Dataset rows for apps and sites
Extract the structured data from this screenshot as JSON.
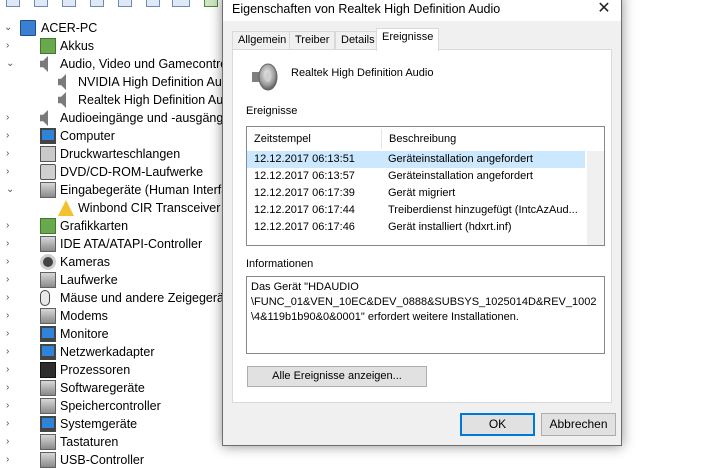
{
  "tree": {
    "root": "ACER-PC",
    "items": [
      {
        "label": "Akkus",
        "icon": "battery-icon",
        "arrow": "›",
        "indent": 1
      },
      {
        "label": "Audio, Video und Gamecontroller",
        "icon": "speaker-icon",
        "arrow": "⌄",
        "indent": 1
      },
      {
        "label": "NVIDIA High Definition Audio",
        "icon": "speaker-icon",
        "arrow": "",
        "indent": 2
      },
      {
        "label": "Realtek High Definition Audio",
        "icon": "speaker-icon",
        "arrow": "",
        "indent": 2
      },
      {
        "label": "Audioeingänge und -ausgänge",
        "icon": "speaker-icon",
        "arrow": "›",
        "indent": 1
      },
      {
        "label": "Computer",
        "icon": "monitor-icon",
        "arrow": "›",
        "indent": 1
      },
      {
        "label": "Druckwarteschlangen",
        "icon": "printer-icon",
        "arrow": "›",
        "indent": 1
      },
      {
        "label": "DVD/CD-ROM-Laufwerke",
        "icon": "disc-drive-icon",
        "arrow": "›",
        "indent": 1
      },
      {
        "label": "Eingabegeräte (Human Interface Devices)",
        "icon": "hid-icon",
        "arrow": "⌄",
        "indent": 1
      },
      {
        "label": "Winbond CIR Transceiver",
        "icon": "warning-device-icon",
        "arrow": "",
        "indent": 2
      },
      {
        "label": "Grafikkarten",
        "icon": "graphics-card-icon",
        "arrow": "›",
        "indent": 1
      },
      {
        "label": "IDE ATA/ATAPI-Controller",
        "icon": "ide-controller-icon",
        "arrow": "›",
        "indent": 1
      },
      {
        "label": "Kameras",
        "icon": "camera-icon",
        "arrow": "›",
        "indent": 1
      },
      {
        "label": "Laufwerke",
        "icon": "disk-drive-icon",
        "arrow": "›",
        "indent": 1
      },
      {
        "label": "Mäuse und andere Zeigegeräte",
        "icon": "mouse-icon",
        "arrow": "›",
        "indent": 1
      },
      {
        "label": "Modems",
        "icon": "modem-icon",
        "arrow": "›",
        "indent": 1
      },
      {
        "label": "Monitore",
        "icon": "monitor-icon",
        "arrow": "›",
        "indent": 1
      },
      {
        "label": "Netzwerkadapter",
        "icon": "network-adapter-icon",
        "arrow": "›",
        "indent": 1
      },
      {
        "label": "Prozessoren",
        "icon": "processor-icon",
        "arrow": "›",
        "indent": 1
      },
      {
        "label": "Softwaregeräte",
        "icon": "software-device-icon",
        "arrow": "›",
        "indent": 1
      },
      {
        "label": "Speichercontroller",
        "icon": "storage-controller-icon",
        "arrow": "›",
        "indent": 1
      },
      {
        "label": "Systemgeräte",
        "icon": "system-device-icon",
        "arrow": "›",
        "indent": 1
      },
      {
        "label": "Tastaturen",
        "icon": "keyboard-icon",
        "arrow": "›",
        "indent": 1
      },
      {
        "label": "USB-Controller",
        "icon": "usb-icon",
        "arrow": "›",
        "indent": 1
      }
    ]
  },
  "dialog": {
    "title": "Eigenschaften von Realtek High Definition Audio",
    "close_glyph": "✕",
    "tabs": [
      {
        "label": "Allgemein"
      },
      {
        "label": "Treiber"
      },
      {
        "label": "Details"
      },
      {
        "label": "Ereignisse"
      }
    ],
    "device_name": "Realtek High Definition Audio",
    "events_label": "Ereignisse",
    "columns": [
      "Zeitstempel",
      "Beschreibung"
    ],
    "events": [
      {
        "time": "12.12.2017 06:13:51",
        "desc": "Geräteinstallation angefordert"
      },
      {
        "time": "12.12.2017 06:13:57",
        "desc": "Geräteinstallation angefordert"
      },
      {
        "time": "12.12.2017 06:17:39",
        "desc": "Gerät migriert"
      },
      {
        "time": "12.12.2017 06:17:44",
        "desc": "Treiberdienst hinzugefügt (IntcAzAud..."
      },
      {
        "time": "12.12.2017 06:17:46",
        "desc": "Gerät installiert (hdxrt.inf)"
      }
    ],
    "info_label": "Informationen",
    "info_lines": [
      "Das Gerät \"HDAUDIO",
      "\\FUNC_01&VEN_10EC&DEV_0888&SUBSYS_1025014D&REV_1002",
      "\\4&119b1b90&0&0001\" erfordert weitere Installationen."
    ],
    "all_events_button": "Alle Ereignisse anzeigen...",
    "ok_button": "OK",
    "cancel_button": "Abbrechen"
  },
  "colors": {
    "selection": "#cce8ff",
    "focus_border": "#0078d7",
    "dialog_bg": "#f0f0f0"
  }
}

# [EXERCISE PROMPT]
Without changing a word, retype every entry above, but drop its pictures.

# [EXPECTED OUTPUT]
Extract the structured data from this screenshot as JSON.
{
  "tree": {
    "root": "ACER-PC",
    "items": [
      {
        "label": "Akkus",
        "icon": "battery-icon",
        "arrow": "›",
        "indent": 1
      },
      {
        "label": "Audio, Video und Gamecontroller",
        "icon": "speaker-icon",
        "arrow": "⌄",
        "indent": 1
      },
      {
        "label": "NVIDIA High Definition Audio",
        "icon": "speaker-icon",
        "arrow": "",
        "indent": 2
      },
      {
        "label": "Realtek High Definition Audio",
        "icon": "speaker-icon",
        "arrow": "",
        "indent": 2
      },
      {
        "label": "Audioeingänge und -ausgänge",
        "icon": "speaker-icon",
        "arrow": "›",
        "indent": 1
      },
      {
        "label": "Computer",
        "icon": "monitor-icon",
        "arrow": "›",
        "indent": 1
      },
      {
        "label": "Druckwarteschlangen",
        "icon": "printer-icon",
        "arrow": "›",
        "indent": 1
      },
      {
        "label": "DVD/CD-ROM-Laufwerke",
        "icon": "disc-drive-icon",
        "arrow": "›",
        "indent": 1
      },
      {
        "label": "Eingabegeräte (Human Interface Devices)",
        "icon": "hid-icon",
        "arrow": "⌄",
        "indent": 1
      },
      {
        "label": "Winbond CIR Transceiver",
        "icon": "warning-device-icon",
        "arrow": "",
        "indent": 2
      },
      {
        "label": "Grafikkarten",
        "icon": "graphics-card-icon",
        "arrow": "›",
        "indent": 1
      },
      {
        "label": "IDE ATA/ATAPI-Controller",
        "icon": "ide-controller-icon",
        "arrow": "›",
        "indent": 1
      },
      {
        "label": "Kameras",
        "icon": "camera-icon",
        "arrow": "›",
        "indent": 1
      },
      {
        "label": "Laufwerke",
        "icon": "disk-drive-icon",
        "arrow": "›",
        "indent": 1
      },
      {
        "label": "Mäuse und andere Zeigegeräte",
        "icon": "mouse-icon",
        "arrow": "›",
        "indent": 1
      },
      {
        "label": "Modems",
        "icon": "modem-icon",
        "arrow": "›",
        "indent": 1
      },
      {
        "label": "Monitore",
        "icon": "monitor-icon",
        "arrow": "›",
        "indent": 1
      },
      {
        "label": "Netzwerkadapter",
        "icon": "network-adapter-icon",
        "arrow": "›",
        "indent": 1
      },
      {
        "label": "Prozessoren",
        "icon": "processor-icon",
        "arrow": "›",
        "indent": 1
      },
      {
        "label": "Softwaregeräte",
        "icon": "software-device-icon",
        "arrow": "›",
        "indent": 1
      },
      {
        "label": "Speichercontroller",
        "icon": "storage-controller-icon",
        "arrow": "›",
        "indent": 1
      },
      {
        "label": "Systemgeräte",
        "icon": "system-device-icon",
        "arrow": "›",
        "indent": 1
      },
      {
        "label": "Tastaturen",
        "icon": "keyboard-icon",
        "arrow": "›",
        "indent": 1
      },
      {
        "label": "USB-Controller",
        "icon": "usb-icon",
        "arrow": "›",
        "indent": 1
      }
    ]
  },
  "dialog": {
    "title": "Eigenschaften von Realtek High Definition Audio",
    "close_glyph": "✕",
    "tabs": [
      {
        "label": "Allgemein"
      },
      {
        "label": "Treiber"
      },
      {
        "label": "Details"
      },
      {
        "label": "Ereignisse"
      }
    ],
    "device_name": "Realtek High Definition Audio",
    "events_label": "Ereignisse",
    "columns": [
      "Zeitstempel",
      "Beschreibung"
    ],
    "events": [
      {
        "time": "12.12.2017 06:13:51",
        "desc": "Geräteinstallation angefordert"
      },
      {
        "time": "12.12.2017 06:13:57",
        "desc": "Geräteinstallation angefordert"
      },
      {
        "time": "12.12.2017 06:17:39",
        "desc": "Gerät migriert"
      },
      {
        "time": "12.12.2017 06:17:44",
        "desc": "Treiberdienst hinzugefügt (IntcAzAud..."
      },
      {
        "time": "12.12.2017 06:17:46",
        "desc": "Gerät installiert (hdxrt.inf)"
      }
    ],
    "info_label": "Informationen",
    "info_lines": [
      "Das Gerät \"HDAUDIO",
      "\\FUNC_01&VEN_10EC&DEV_0888&SUBSYS_1025014D&REV_1002",
      "\\4&119b1b90&0&0001\" erfordert weitere Installationen."
    ],
    "all_events_button": "Alle Ereignisse anzeigen...",
    "ok_button": "OK",
    "cancel_button": "Abbrechen"
  },
  "colors": {
    "selection": "#cce8ff",
    "focus_border": "#0078d7",
    "dialog_bg": "#f0f0f0"
  }
}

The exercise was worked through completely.